  • Do sports which do not over-burden your fistula arm, for example jogging or cycling.

Be careful of temperature extremes

Very high or low temperatures can also have adverse effects on your fistula and lead to thrombosis. It is recommendable not to expose yourself to:

  • Excessive heat (e.g. sauna or sweat baths), as it induces vessel dilation and reduces the blood pressure and blood flow. If you want to be outside on a very hot day, try to stay in the shade.
  • Excessive cold. This induces vessel constriction and with it reduced blood flow in the limbs, especially in the fistula arm. On extremely cold days, remember to wear appropriate warm clothes if you want to get some fresh air outside.

Central venous catheter (CVC) care

CVC, a special type of intravenous catheter (tube), is indispensable in today’s dialysis centres. Some patients start haemodialysis without permanent vascular access – they will most often have a CVC.

Why do you need a CVC

If a patient’s blood vessels are damaged or very fragile, it is not possible to create a fistula. And because access is so fast, CVCs are also used for emergency treatment. If a central venous catheter is the best choice for your haemodialysis treatment, a physician or surgeon will insert it into a central vein – a jugular vein (neck), a subclavian vein (chest), or a femoral vein (groin).

Central venous catheters offer immediate access to the blood system. Patients with CVCs may appreciate that they can move their arms and hands freely during dialysis, and that needle sticks are avoided. However, a long-term complication of catheters – especially those placed in the subclavian vein – is that the blood vessel often becomes abnormally narrow (stenosis). CVCs also pose a higher risk for infection, and patients have to be careful with their daily hygiene or if their leisure activities include swimming or bathing. Sometimes, a CVC makes it hard to obtain high blood flows, which may affect the efficacy of toxin removal.

How is CVC care performed
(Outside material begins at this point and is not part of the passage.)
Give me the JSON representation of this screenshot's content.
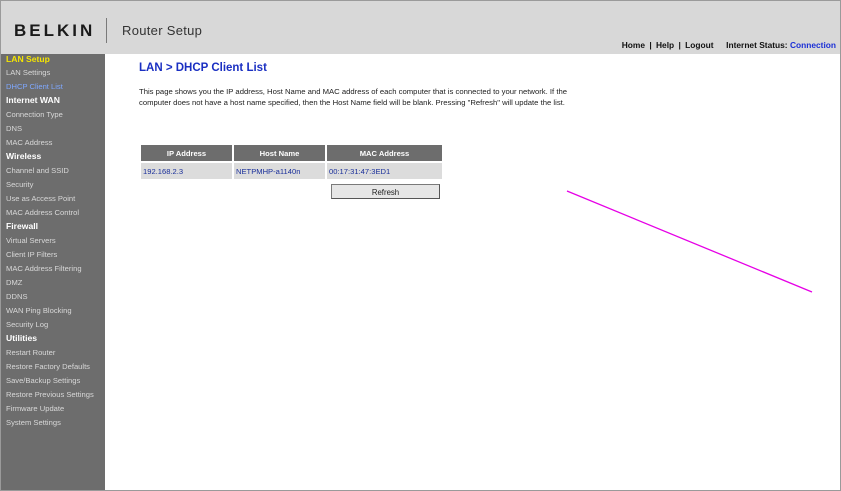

CVC care is usually done by nurses. The catheter exit site should be cleaned during each dialysis treatment. Personal protective equipment must be worn by the nurse. The patient should wear a mask while the dressing is changed and at any time the catheter is opened, such as during the connection and disconnection procedures. The sutures for non-tunnelled catheters must remain in place for as long as the catheter is inserted. If you have a tunnelled catheter, the sutures should be removed once the catheter cuff has healed into place.